|Nazhat Shameem: heading Assembly?|
Permanent Secretary to the Prime Minister’s Office, Colonel Pio Tikoduadua, has told FBC News more than 100 people have put their names forward for the assembly.
Tikoduadua reiterated that the Assembly will be handpicked by Frank Bainimarama.
“The numbers will be determined by him. I think there is a fair idea what that will be. It will not be too small or too many but it will be a fair representation of what the society is."
According to the Constitution Commission, the Assembly is supposed to start its work of debating and adopting the draft Constitution in the second week of this month and finish by the third week of March.
With such a deadline, the regime will have already decided who will have the crucial say on whether the draft presented to the illegal president by Yash Ghai will go through as it is or be altered dramatically.
From comments made by land force commander, Mosese Tikoitoga, the suggested National Peoples Assembly has already been rejected.
|Chandu Umrai: tipped for Assembly|
|Attar Singh: release draft.|
Former high court judge, Nazhat Shameem, was tipped weeks ago to head the Assembly with the regime clearly wanting a trusted ally to drive the final debate.
Those who were sidelined early include the Fiji Labour Party leader, Mahendra Chaudhry, who would not have qualified under the honesty and integrity requirements because of pending charges under the Exchange Control Act.
Coupfourpointfive understands political parties fronted expressions of interests but Mick Beddoes of the United Peoples Party opted not to.
Reaction to latest developments:
New Zealand contributed $500,000 to the cost of submissions being heard and a Constitution being drafted. It's Foreign Affairs Minister, Murray McCully, who was widely criticised several months back for rushing to thaw relations with Fiji, now says he is concerned soldier's seized copies of the Constitution and burnt them.

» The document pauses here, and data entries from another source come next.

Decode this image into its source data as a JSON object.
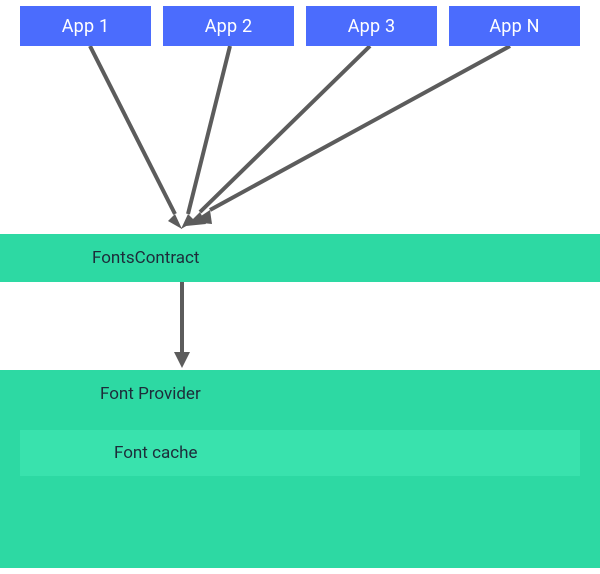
{
  "apps": {
    "labels": [
      "App 1",
      "App 2",
      "App 3",
      "App N"
    ],
    "color": "#4b6cfd"
  },
  "layers": {
    "contract": "FontsContract",
    "provider": "Font Provider",
    "cache": "Font cache"
  },
  "colors": {
    "green_main": "#2dd9a3",
    "green_inner": "#39e2ad",
    "arrow": "#5c5c5c"
  }
}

Stating the obvious, McCully says it is vital soldiers return to the barracks after the 2014 election and become a normal army.
The FICTU trade union says much of its submission to the Commission has been included in the draft.
General secretary, Attar Singh, says: "If the reports on the draft Constitution are correct then we could see an end to draconian labour decrees and practices that continue to violate worker and trade union rights despite our protests and complaints to the ILO which has found in our favour. It will result in restoring worker dignity and respect and clear the path for collective bargaining, access to tribunals for justice and to picket, demonstrate and strike.
"We welcome such draft and look forward its adoption without change by the Constituent Assembly as the basis for our democracy."
|Murray McCully (right): now stating the obvious - army must return to barracks.|